- [What is being asked] Whenever a line in the data contains "modified", show that line.

[Input material]

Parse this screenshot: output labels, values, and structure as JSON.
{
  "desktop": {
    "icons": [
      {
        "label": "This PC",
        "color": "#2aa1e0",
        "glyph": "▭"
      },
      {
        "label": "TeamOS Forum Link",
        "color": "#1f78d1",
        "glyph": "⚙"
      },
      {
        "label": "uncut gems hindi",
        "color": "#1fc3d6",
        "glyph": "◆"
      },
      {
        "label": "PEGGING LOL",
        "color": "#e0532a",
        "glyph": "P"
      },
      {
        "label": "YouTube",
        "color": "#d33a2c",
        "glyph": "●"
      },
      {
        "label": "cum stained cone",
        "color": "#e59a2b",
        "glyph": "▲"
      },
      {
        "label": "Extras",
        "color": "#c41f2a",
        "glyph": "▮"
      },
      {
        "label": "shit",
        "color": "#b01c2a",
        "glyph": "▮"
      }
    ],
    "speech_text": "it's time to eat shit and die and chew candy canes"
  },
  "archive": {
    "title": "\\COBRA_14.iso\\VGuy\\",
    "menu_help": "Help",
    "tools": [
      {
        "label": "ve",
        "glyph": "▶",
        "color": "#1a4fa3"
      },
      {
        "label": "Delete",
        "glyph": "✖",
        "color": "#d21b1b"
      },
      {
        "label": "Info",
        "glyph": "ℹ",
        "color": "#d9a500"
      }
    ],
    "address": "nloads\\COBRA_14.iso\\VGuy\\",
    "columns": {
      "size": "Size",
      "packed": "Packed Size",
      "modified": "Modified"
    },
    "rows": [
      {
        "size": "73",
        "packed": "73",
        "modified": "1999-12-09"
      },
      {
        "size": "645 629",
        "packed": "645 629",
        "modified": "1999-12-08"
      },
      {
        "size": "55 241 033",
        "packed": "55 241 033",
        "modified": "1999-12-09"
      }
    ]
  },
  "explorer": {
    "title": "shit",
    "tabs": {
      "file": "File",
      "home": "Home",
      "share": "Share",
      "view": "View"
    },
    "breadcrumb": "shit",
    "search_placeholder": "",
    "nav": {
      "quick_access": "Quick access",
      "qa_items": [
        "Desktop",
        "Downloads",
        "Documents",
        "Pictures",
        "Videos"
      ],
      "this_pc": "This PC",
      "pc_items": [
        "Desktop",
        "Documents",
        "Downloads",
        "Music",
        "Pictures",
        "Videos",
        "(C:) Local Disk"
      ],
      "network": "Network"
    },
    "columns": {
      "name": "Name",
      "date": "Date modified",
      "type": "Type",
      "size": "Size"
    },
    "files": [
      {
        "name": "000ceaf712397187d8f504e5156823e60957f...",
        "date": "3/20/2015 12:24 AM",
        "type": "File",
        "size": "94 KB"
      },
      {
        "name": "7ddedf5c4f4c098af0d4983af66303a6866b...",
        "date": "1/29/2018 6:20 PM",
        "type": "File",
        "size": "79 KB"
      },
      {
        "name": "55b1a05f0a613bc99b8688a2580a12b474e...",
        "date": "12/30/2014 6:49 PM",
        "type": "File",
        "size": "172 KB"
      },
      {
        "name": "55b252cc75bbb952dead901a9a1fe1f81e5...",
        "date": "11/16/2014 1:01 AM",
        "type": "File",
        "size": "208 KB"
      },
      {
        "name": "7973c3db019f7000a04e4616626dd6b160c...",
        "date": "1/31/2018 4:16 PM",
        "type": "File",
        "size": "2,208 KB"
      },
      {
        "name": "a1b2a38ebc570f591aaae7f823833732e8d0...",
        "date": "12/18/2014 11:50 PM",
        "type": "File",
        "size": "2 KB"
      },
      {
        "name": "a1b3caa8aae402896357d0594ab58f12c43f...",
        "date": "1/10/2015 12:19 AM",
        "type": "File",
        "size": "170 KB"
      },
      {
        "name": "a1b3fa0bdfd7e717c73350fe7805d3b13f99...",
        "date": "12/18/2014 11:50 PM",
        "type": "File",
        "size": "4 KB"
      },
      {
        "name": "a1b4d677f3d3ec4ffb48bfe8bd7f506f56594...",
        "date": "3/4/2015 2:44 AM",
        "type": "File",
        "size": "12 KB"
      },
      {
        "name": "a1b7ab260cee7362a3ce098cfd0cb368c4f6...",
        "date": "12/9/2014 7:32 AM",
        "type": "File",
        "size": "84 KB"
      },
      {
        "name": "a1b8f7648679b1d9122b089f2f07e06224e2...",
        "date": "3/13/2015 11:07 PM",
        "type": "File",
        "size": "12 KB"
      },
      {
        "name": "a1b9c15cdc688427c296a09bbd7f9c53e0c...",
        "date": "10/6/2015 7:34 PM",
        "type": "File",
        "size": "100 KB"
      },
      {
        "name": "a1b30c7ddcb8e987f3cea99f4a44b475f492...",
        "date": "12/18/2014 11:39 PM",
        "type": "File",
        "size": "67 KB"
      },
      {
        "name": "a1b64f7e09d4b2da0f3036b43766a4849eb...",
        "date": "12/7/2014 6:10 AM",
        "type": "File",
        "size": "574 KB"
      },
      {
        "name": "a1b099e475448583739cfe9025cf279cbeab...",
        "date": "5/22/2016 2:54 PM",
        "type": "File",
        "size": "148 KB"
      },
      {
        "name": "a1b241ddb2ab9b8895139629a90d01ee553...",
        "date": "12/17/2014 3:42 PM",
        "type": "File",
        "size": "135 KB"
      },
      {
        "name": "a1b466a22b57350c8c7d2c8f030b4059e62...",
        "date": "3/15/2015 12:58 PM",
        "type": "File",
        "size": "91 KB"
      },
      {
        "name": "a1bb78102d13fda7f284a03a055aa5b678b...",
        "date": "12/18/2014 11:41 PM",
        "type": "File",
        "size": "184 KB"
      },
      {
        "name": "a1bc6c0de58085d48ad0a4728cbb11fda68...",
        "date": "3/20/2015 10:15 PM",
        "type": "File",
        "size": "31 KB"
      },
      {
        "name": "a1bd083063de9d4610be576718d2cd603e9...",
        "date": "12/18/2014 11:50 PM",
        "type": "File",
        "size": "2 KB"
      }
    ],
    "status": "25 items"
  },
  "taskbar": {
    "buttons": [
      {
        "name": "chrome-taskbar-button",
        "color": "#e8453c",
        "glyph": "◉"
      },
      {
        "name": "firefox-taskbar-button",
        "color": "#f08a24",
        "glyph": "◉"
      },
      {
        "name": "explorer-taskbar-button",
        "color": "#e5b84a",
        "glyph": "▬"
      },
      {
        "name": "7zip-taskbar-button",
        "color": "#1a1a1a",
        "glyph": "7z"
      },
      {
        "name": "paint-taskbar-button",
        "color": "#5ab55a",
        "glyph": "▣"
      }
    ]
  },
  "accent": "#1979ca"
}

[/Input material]

- [Exercise response]
      "modified": "Modified"
        "modified": "1999-12-09"
        "modified": "1999-12-08"
        "modified": "1999-12-09"
      "date": "Date modified",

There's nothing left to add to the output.